There’s an old saying that there’s no such thing as an offseason in the National Football League, and the same holds true in fantasy football. Individual Defensive Player (IDP) owners, especially those in dynasty formats, have already started scouting the incoming crop of players, whether it’s in preparation for upcoming rookie drafts or just to get an early edge on the competition.
Just as in the NFL, one of the tools in the IDP enthusiasts’ arsenal is the workouts at the recently completed 2013 NFL Scouting Combine in Indianapolis. Granted, it’s important not to read too much into one workout compared to years’ worth of game tape, but here’s a look at some defensive standouts whose stock is headed either up or down based on how they fared at the RCA Dome.
UP THE LADDER
Sharrif Floyd, DT, Florida
In a draft that’s loaded on the defensive front, it’s a little odd to see a player making a huge push up draft boards this late, but Floyd is making a strong case to be the first player at his position selected in April’s NFL draft.
The 6-foot-3 297-pounder ran the 40-yard dash in a blistering 4.92 seconds and excelled in the positional drills, leaving the NFL Network’s Warren Sapp offering a glowing review of his talents. Floyd now appears to be a virtual lock to be selected in the Top 10 overall, and, given his explosiveness and likely role as a “three technique” tackle in the NFL, Floyd’s all but certainly the cream of the crop in IDP leagues where beefeaters are concerned this year.
Datone Jones, DE, UCLA
As I said, the 2013 draft is stacked with talent on the defensive line, and, after tallying six sacks and 17.5 tackles for loss in 2012, Jones’ solid showing at the combine has him in position to potentially sneak into the draft’s first round.

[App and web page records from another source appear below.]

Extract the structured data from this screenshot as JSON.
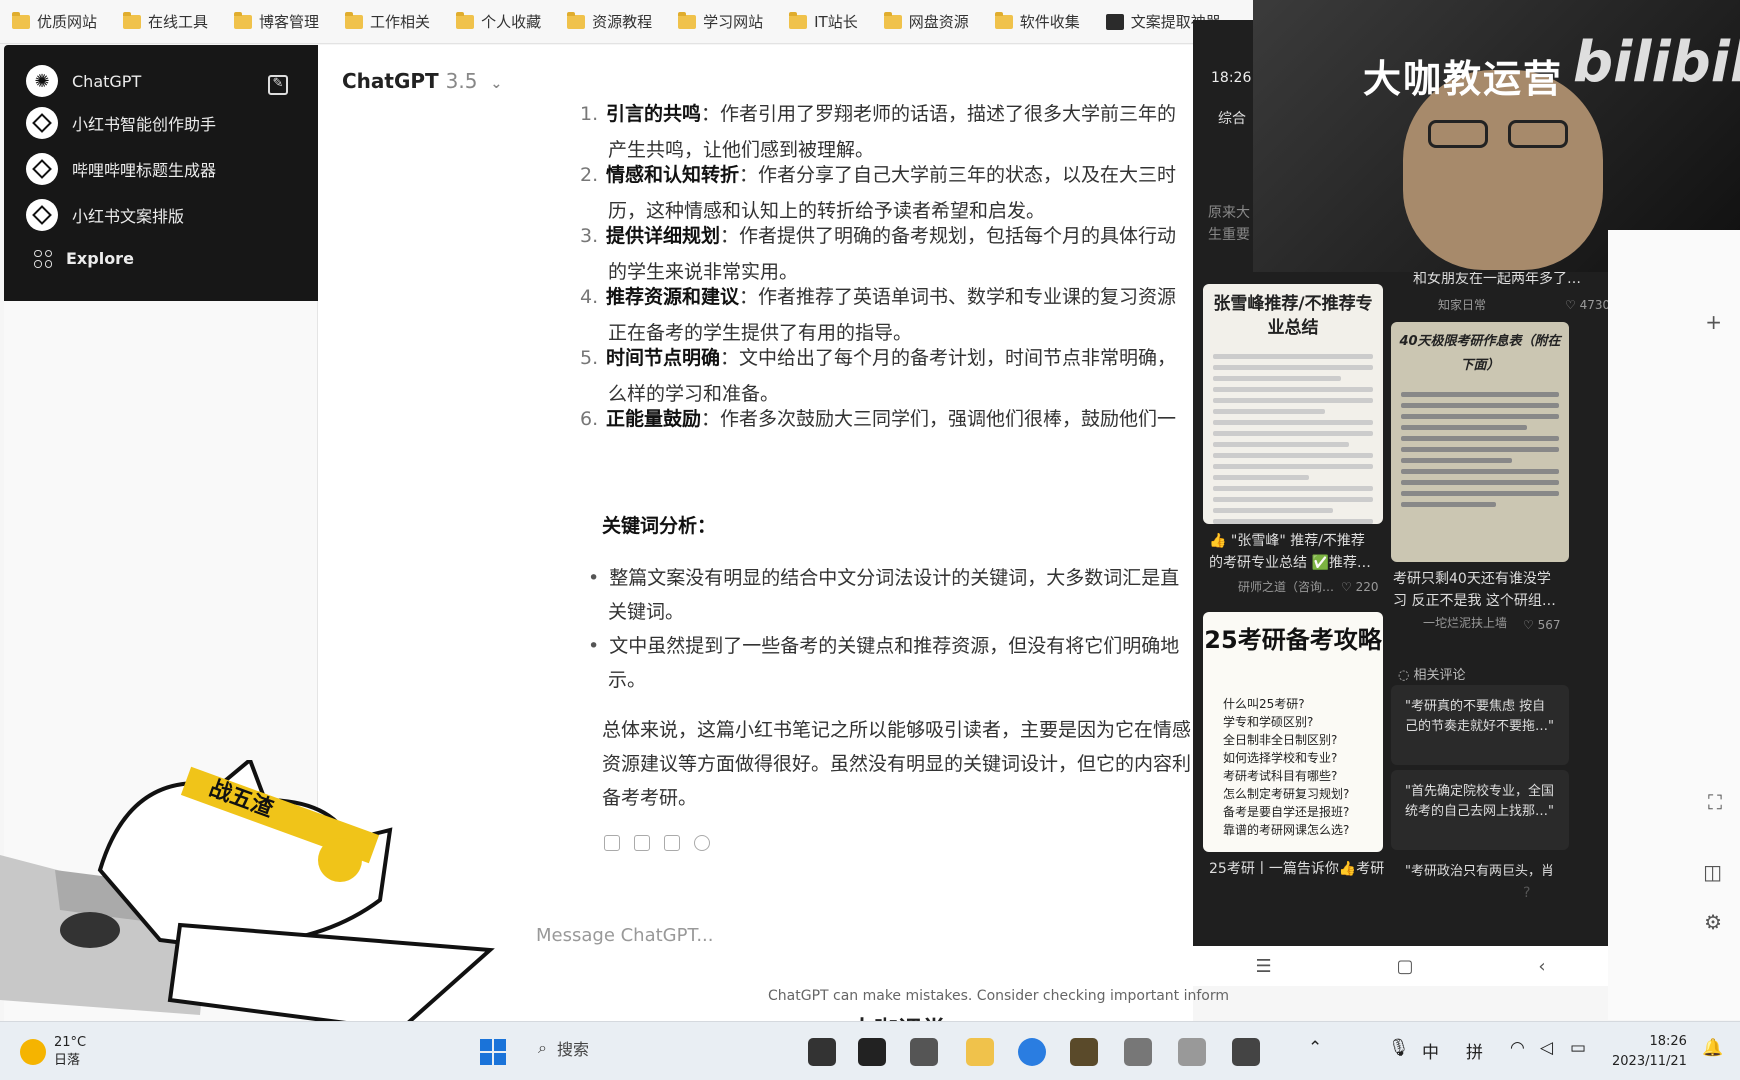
{
  "bookmarks": [
    {
      "label": "优质网站",
      "icon": "folder-icon"
    },
    {
      "label": "在线工具",
      "icon": "folder-icon"
    },
    {
      "label": "博客管理",
      "icon": "folder-icon"
    },
    {
      "label": "工作相关",
      "icon": "folder-icon"
    },
    {
      "label": "个人收藏",
      "icon": "folder-icon"
    },
    {
      "label": "资源教程",
      "icon": "folder-icon"
    },
    {
      "label": "学习网站",
      "icon": "folder-icon"
    },
    {
      "label": "IT站长",
      "icon": "folder-icon"
    },
    {
      "label": "网盘资源",
      "icon": "folder-icon"
    },
    {
      "label": "软件收集",
      "icon": "folder-icon"
    },
    {
      "label": "文案提取神器",
      "icon": "app-icon"
    }
  ],
  "sidebar": {
    "items": [
      {
        "label": "ChatGPT"
      },
      {
        "label": "小红书智能创作助手"
      },
      {
        "label": "哔哩哔哩标题生成器"
      },
      {
        "label": "小红书文案排版"
      },
      {
        "label": "Explore"
      }
    ]
  },
  "main": {
    "model_name": "ChatGPT",
    "model_version": "3.5",
    "list": [
      {
        "num": "1.",
        "title": "引言的共鸣",
        "line1": "：作者引用了罗翔老师的话语，描述了很多大学前三年的",
        "line2": "产生共鸣，让他们感到被理解。"
      },
      {
        "num": "2.",
        "title": "情感和认知转折",
        "line1": "：作者分享了自己大学前三年的状态，以及在大三时",
        "line2": "历，这种情感和认知上的转折给予读者希望和启发。"
      },
      {
        "num": "3.",
        "title": "提供详细规划",
        "line1": "：作者提供了明确的备考规划，包括每个月的具体行动",
        "line2": "的学生来说非常实用。"
      },
      {
        "num": "4.",
        "title": "推荐资源和建议",
        "line1": "：作者推荐了英语单词书、数学和专业课的复习资源",
        "line2": "正在备考的学生提供了有用的指导。"
      },
      {
        "num": "5.",
        "title": "时间节点明确",
        "line1": "：文中给出了每个月的备考计划，时间节点非常明确，",
        "line2": "么样的学习和准备。"
      },
      {
        "num": "6.",
        "title": "正能量鼓励",
        "line1": "：作者多次鼓励大三同学们，强调他们很棒，鼓励他们一",
        "line2": ""
      }
    ],
    "keyword_title": "关键词分析：",
    "bullets": [
      {
        "line1": "整篇文案没有明显的结合中文分词法设计的关键词，大多数词汇是直",
        "line2": "关键词。"
      },
      {
        "line1": "文中虽然提到了一些备考的关键点和推荐资源，但没有将它们明确地",
        "line2": "示。"
      }
    ],
    "summary": [
      "总体来说，这篇小红书笔记之所以能够吸引读者，主要是因为它在情感",
      "资源建议等方面做得很好。虽然没有明显的关键词设计，但它的内容利",
      "备考考研。"
    ],
    "composer_placeholder": "Message ChatGPT...",
    "disclaimer": "ChatGPT can make mistakes. Consider checking important inform"
  },
  "phone": {
    "time": "18:26",
    "tab": "综合",
    "partial_text_1": "原来大",
    "partial_text_2": "生重要",
    "card1_caption": "和女朋友在一起两年多了…",
    "card1_author": "知家日常",
    "card1_likes": "4730",
    "card2_title": "张雪峰推荐/不推荐专业总结",
    "card2_caption_1": "👍 \"张雪峰\" 推荐/不推荐",
    "card2_caption_2": "的考研专业总结 ✅推荐…",
    "card2_author": "研师之道（咨询…",
    "card2_likes": "220",
    "card3_title": "40天极限考研作息表（附在下面）",
    "card3_caption_1": "考研只剩40天还有谁没学",
    "card3_caption_2": "习 反正不是我 这个研组…",
    "card3_author": "一坨烂泥扶上墙",
    "card3_likes": "567",
    "card4_title": "25考研备考攻略",
    "card4_items": [
      "什么叫25考研?",
      "学专和学硕区别?",
      "全日制非全日制区别?",
      "如何选择学校和专业?",
      "考研考试科目有哪些?",
      "怎么制定考研复习规划?",
      "备考是要自学还是报班?",
      "靠谱的考研网课怎么选?"
    ],
    "card4_caption": "25考研丨一篇告诉你👍考研",
    "related_label": "相关评论",
    "comments": [
      {
        "line1": "\"考研真的不要焦虑 按自",
        "line2": "己的节奏走就好不要拖…\""
      },
      {
        "line1": "\"首先确定院校专业，全国",
        "line2": "统考的自己去网上找那…\""
      },
      {
        "line1": "\"考研政治只有两巨头，肖",
        "line2": ""
      }
    ]
  },
  "webcam": {
    "channel": "大咖教运营",
    "logo": "bilibili"
  },
  "watermark": "大咖课堂",
  "taskbar": {
    "temperature": "21°C",
    "weather": "日落",
    "search": "搜索",
    "ime1": "中",
    "ime2": "拼",
    "time": "18:26",
    "date": "2023/11/21"
  },
  "colors": {
    "sidebar_bg": "#171717",
    "accent_blue": "#1a73d9",
    "phone_bg": "#1f1f1f"
  }
}
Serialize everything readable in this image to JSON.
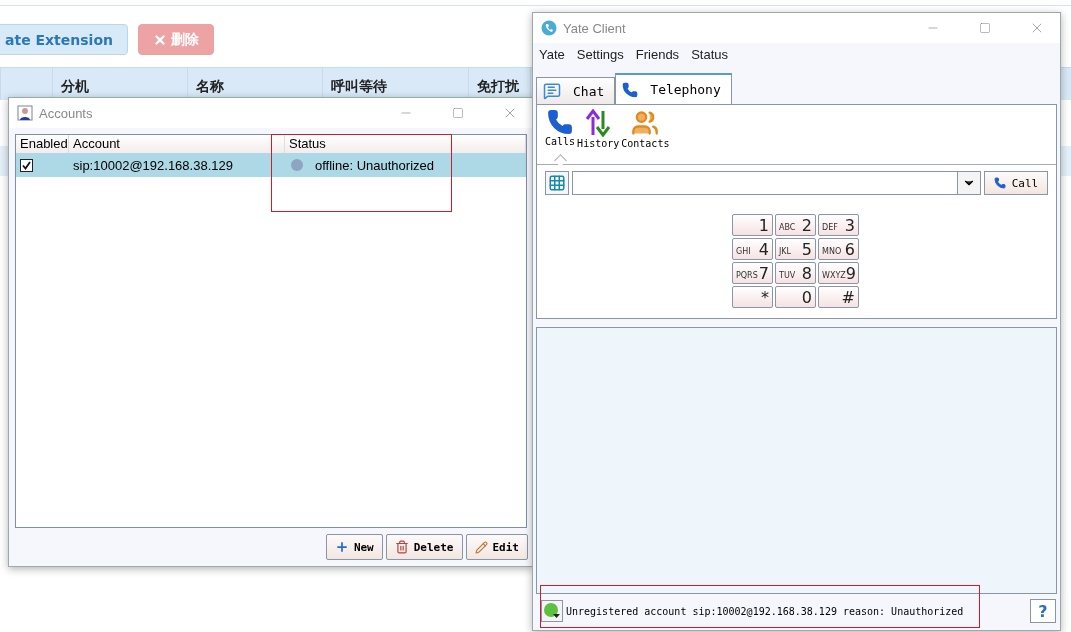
{
  "background_page": {
    "buttons": [
      {
        "label": "ate Extension",
        "kind": "primary"
      },
      {
        "label": "删除",
        "kind": "danger"
      }
    ],
    "table": {
      "columns": [
        "分机",
        "名称",
        "呼叫等待",
        "免打扰"
      ]
    }
  },
  "accounts_window": {
    "title": "Accounts",
    "columns": [
      "Enabled",
      "Account",
      "Status"
    ],
    "rows": [
      {
        "enabled": true,
        "account": "sip:10002@192.168.38.129",
        "status": "offline: Unauthorized",
        "selected": true
      }
    ],
    "buttons": [
      {
        "label": "New",
        "kind": "new"
      },
      {
        "label": "Delete",
        "kind": "delete"
      },
      {
        "label": "Edit",
        "kind": "edit"
      }
    ]
  },
  "yate_window": {
    "title": "Yate Client",
    "menu": [
      "Yate",
      "Settings",
      "Friends",
      "Status"
    ],
    "tabs": [
      {
        "label": "Chat",
        "kind": "chat",
        "selected": false
      },
      {
        "label": "Telephony",
        "kind": "telephony",
        "selected": true
      }
    ],
    "tools": [
      {
        "label": "Calls",
        "kind": "calls",
        "selected": true
      },
      {
        "label": "History",
        "kind": "history",
        "selected": false
      },
      {
        "label": "Contacts",
        "kind": "contacts",
        "selected": false
      }
    ],
    "call_button": "Call",
    "keypad": [
      {
        "digit": "1"
      },
      {
        "digit": "2",
        "letters": "ABC"
      },
      {
        "digit": "3",
        "letters": "DEF"
      },
      {
        "digit": "4",
        "letters": "GHI"
      },
      {
        "digit": "5",
        "letters": "JKL"
      },
      {
        "digit": "6",
        "letters": "MNO"
      },
      {
        "digit": "7",
        "letters": "PQRS"
      },
      {
        "digit": "8",
        "letters": "TUV"
      },
      {
        "digit": "9",
        "letters": "WXYZ"
      },
      {
        "digit": "*"
      },
      {
        "digit": "0"
      },
      {
        "digit": "#"
      }
    ],
    "status_text": "Unregistered account sip:10002@192.168.38.129 reason: Unauthorized",
    "help_button": "?"
  }
}
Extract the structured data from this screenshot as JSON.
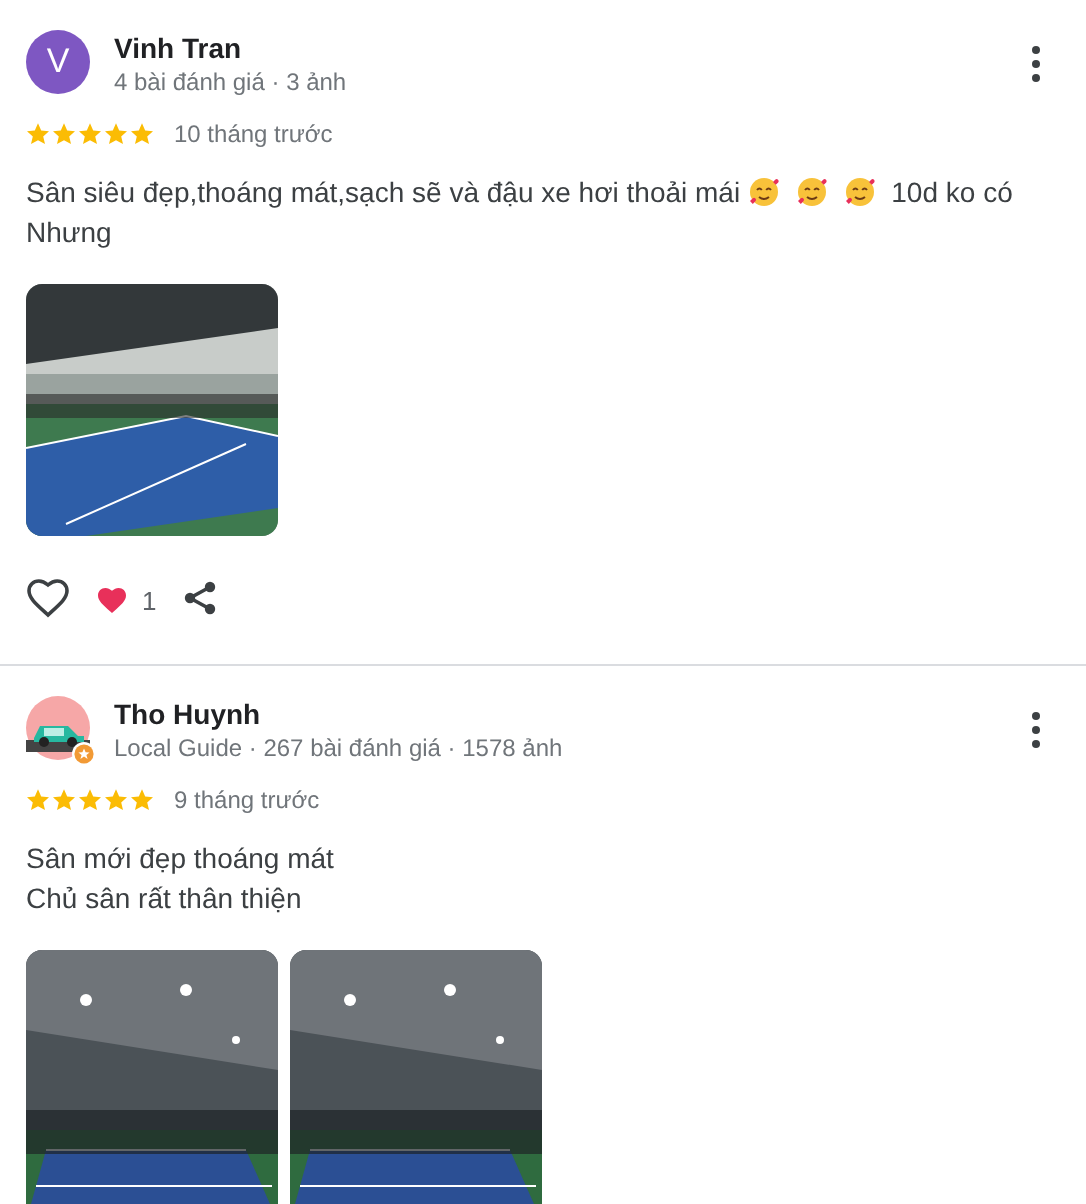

Jones performed well in the bench press, showed his speed with a 4.8-second 40 time, and displayed athleticism in drills that belies his 283-pound frame. That frame could possibly land him on a 3-4 team as an end, which would hurt his IDP value a great deal, but the Seattle Seahawks are reportedly also interested in Jones, which would be just about a best-case scenario where his fantasy fortunes are concerned.
Sio Moore, LB, Connecticut
In a spring where the draft fortunes of many linebackers appear headed in reverse, it’s nice to see at least one player heading in the right direction, and Moore has seen his stock rise after strong outings in a number of drills at the combine.
Moore, who had 72 tackles and 7.5 sacks for the Huskies in 2012, not only showed up in Indianapolis at a beefed-up 245 pounds but also was able to allay concerns about his speed and athleticism with a quick 40 time and good showing in agility drills. That increases both the chances that an NFL team might view Moore as a potential inside linebacker and three-down player, and both those factors can only serve to bolster Moore’s IDP stock.
Alec Ogletree, LB, Georgia
The NFL (and IDP) stock of Georgia linebacker Alec Ogletree is all over the place right now. A DUI arrest just before the combine put a serious dent in that stock, with one NFL player personnel director calling the 6-foot-2, 242-pounder an “immature idiot” according to Clark Judge of CBS Sports.
However, when Ogletree took the field in Indianapolis, he flashed the agility and quickness that helped him rack up more than 110 tackles in 2012 and has him pegged as a potential first-round pick in many mock drafts. As IDP prospects go, Ogletree is likelier one of the riskier of this year’s linebackers, but his substantial fantasy upside could make him one of the more rewarding ones as well.
Jonathan Cyprien, S, Florida International
There probably hasn’t been a college defensive back who has gained more positive momentum, both in NFL and IDP circles, since the 2012 season ended, than Cyprien.
Cyprien was the talk of the Senior Bowl at his position and carried that momentum right over into the combine. According to Russ Lande of the
National Football Post, Cyprien “displayed the fluid movement skills, quickness and speed of a much smaller player” in workouts, and the 6-foot, 217-pound Sun Belt star is rapidly rising up draft boards in both the National Football League and fantasy leagues.
Jamar Taylor, CB, Boise State
Every year in fantasy football a rookie cornerback or three becomes a viable IDP asset as they fulfill the “rookie corner” rule, which states simply that in most cases NFL quarterbacks aren’t shy at all about mercilessly targeting newcomers at cornerback.
The 5-foot-11, 192-pound Taylor, who had 51 tackles, 2.5 sacks, and four interceptions in 2012, ran a blistering 4.39 40-yard dash at the combine. That time may help relieve concerns about his speed for NFL teams, but of even more interest to IDP owners is the willingness Taylor showed to get physical with receivers and get dirty in the run game while on the blue turf with the Broncos.